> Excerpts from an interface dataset
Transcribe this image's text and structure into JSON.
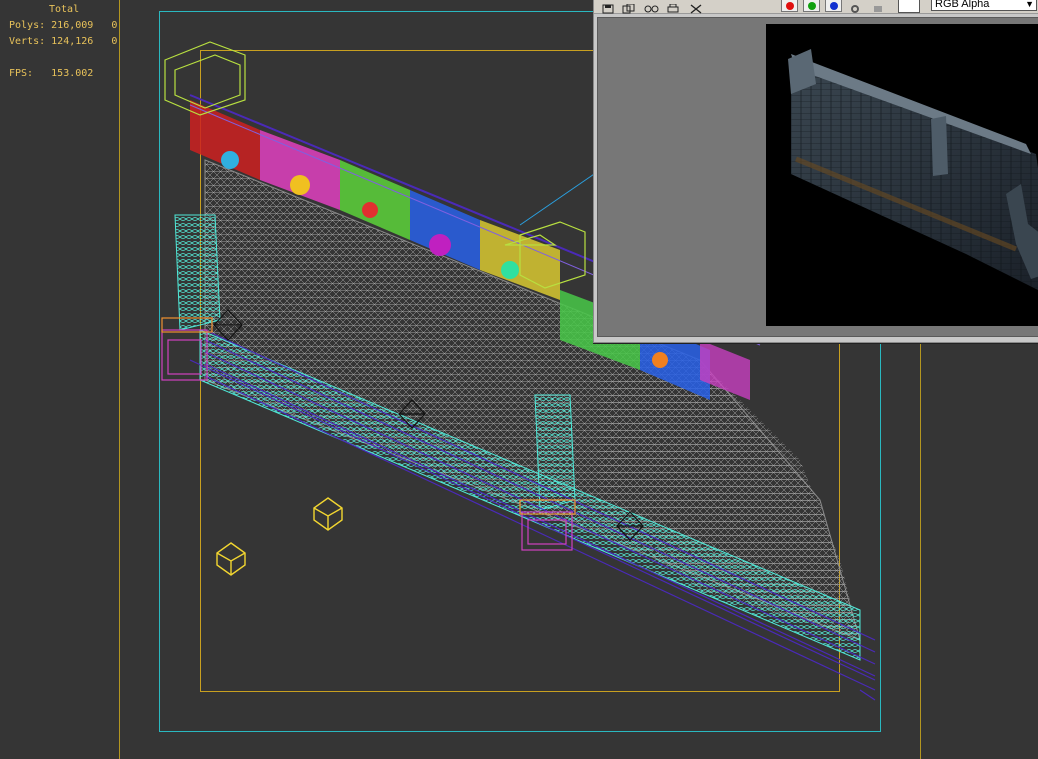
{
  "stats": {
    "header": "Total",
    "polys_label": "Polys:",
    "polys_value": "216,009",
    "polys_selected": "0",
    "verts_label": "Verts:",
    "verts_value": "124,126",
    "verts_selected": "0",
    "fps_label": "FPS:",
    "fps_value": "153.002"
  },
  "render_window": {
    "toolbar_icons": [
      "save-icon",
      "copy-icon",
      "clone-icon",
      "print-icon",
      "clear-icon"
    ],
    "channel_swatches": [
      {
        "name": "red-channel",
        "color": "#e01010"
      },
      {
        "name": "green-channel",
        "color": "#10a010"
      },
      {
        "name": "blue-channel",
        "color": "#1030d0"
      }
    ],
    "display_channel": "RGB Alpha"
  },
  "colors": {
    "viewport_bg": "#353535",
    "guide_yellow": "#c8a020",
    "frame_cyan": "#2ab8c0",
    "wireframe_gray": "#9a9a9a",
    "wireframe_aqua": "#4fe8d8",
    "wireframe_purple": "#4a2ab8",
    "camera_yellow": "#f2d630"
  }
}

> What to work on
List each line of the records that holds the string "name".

> Reply to the task
        "name": "red-channel",
        "name": "green-channel",
        "name": "blue-channel",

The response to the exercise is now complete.